═══ SUPPLIED RECORDS ═══

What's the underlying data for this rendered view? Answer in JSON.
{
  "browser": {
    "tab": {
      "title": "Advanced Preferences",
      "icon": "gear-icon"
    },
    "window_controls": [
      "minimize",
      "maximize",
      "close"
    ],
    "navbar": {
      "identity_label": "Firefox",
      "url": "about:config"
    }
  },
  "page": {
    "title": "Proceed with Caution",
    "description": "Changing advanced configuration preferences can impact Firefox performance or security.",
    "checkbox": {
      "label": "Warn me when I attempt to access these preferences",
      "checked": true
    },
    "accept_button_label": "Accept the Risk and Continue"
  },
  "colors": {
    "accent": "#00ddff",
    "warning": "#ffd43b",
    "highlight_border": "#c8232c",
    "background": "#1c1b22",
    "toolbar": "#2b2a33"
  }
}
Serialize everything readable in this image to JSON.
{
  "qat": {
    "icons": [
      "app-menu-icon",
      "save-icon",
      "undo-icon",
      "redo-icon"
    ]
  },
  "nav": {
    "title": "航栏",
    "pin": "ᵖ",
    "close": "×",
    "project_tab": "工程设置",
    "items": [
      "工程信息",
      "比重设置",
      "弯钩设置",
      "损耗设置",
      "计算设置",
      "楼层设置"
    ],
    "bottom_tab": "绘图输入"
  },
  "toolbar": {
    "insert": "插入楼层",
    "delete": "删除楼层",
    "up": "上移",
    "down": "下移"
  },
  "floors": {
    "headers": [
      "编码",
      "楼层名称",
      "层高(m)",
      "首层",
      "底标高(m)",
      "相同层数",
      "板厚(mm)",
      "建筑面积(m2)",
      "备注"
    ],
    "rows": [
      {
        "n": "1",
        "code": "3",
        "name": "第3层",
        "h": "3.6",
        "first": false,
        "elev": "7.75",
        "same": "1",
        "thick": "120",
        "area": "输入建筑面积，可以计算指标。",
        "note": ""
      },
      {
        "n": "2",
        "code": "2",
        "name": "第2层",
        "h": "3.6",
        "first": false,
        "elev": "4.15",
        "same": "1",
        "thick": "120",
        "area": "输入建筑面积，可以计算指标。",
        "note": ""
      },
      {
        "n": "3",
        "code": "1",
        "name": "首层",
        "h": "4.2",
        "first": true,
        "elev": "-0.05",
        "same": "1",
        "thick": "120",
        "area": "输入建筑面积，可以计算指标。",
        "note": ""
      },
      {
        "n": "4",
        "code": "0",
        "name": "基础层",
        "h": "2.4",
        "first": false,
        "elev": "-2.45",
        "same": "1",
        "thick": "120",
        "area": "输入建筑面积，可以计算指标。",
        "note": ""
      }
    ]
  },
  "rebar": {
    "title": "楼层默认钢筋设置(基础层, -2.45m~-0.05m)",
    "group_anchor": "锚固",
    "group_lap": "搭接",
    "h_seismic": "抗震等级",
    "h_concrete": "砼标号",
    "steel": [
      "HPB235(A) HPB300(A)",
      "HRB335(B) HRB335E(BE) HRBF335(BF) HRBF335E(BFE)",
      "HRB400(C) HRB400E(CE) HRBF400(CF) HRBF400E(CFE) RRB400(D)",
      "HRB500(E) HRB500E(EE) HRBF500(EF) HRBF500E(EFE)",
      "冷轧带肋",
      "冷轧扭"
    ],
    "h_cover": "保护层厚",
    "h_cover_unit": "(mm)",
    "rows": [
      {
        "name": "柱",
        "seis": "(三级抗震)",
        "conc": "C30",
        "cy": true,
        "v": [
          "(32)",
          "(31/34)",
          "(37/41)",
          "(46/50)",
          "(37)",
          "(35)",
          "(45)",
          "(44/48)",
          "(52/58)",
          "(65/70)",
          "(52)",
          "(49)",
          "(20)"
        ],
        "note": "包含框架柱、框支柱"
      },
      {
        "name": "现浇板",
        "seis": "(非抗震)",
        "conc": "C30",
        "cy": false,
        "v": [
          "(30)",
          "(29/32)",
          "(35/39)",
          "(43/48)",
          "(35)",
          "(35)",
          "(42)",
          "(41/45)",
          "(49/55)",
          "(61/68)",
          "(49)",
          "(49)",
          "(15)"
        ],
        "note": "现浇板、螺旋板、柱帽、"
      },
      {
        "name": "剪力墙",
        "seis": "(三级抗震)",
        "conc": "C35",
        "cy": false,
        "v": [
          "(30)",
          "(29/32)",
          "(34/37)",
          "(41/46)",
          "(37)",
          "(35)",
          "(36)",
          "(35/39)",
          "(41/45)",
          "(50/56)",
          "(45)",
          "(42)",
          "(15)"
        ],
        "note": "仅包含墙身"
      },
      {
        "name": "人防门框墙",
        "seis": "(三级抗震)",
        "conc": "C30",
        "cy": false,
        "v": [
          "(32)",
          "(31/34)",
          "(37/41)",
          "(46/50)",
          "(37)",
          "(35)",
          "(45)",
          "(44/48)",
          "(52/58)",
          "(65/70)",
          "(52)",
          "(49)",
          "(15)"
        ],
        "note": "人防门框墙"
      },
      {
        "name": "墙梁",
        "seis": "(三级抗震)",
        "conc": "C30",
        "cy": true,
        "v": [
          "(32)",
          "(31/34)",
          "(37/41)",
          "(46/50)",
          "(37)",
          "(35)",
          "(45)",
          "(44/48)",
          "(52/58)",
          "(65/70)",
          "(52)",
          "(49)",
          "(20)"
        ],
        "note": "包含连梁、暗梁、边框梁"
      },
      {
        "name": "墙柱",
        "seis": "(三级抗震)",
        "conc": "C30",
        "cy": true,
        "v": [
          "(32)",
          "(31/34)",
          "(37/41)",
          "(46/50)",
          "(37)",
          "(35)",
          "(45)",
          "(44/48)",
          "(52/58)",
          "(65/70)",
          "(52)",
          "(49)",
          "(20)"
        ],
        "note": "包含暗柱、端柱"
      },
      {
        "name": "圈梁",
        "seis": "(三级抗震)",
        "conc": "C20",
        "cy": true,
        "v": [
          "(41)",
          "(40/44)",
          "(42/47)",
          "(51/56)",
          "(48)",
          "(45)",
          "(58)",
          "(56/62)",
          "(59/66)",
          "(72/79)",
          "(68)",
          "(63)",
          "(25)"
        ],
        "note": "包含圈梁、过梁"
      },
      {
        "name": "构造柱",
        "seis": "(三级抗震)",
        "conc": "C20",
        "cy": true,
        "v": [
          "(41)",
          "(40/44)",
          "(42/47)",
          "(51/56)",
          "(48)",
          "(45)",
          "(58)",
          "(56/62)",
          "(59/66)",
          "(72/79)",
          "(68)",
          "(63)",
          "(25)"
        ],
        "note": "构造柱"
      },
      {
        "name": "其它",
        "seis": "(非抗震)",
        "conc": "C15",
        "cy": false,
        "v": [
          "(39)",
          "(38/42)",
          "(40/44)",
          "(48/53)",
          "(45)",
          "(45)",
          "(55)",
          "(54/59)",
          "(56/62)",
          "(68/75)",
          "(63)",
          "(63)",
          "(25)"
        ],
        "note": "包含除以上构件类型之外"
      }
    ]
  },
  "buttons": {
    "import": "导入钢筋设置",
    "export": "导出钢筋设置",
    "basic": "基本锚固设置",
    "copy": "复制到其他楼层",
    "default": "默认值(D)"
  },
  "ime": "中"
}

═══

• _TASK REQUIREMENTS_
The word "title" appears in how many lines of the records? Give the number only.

• _SOLUTION TO THE PROBLEM_
4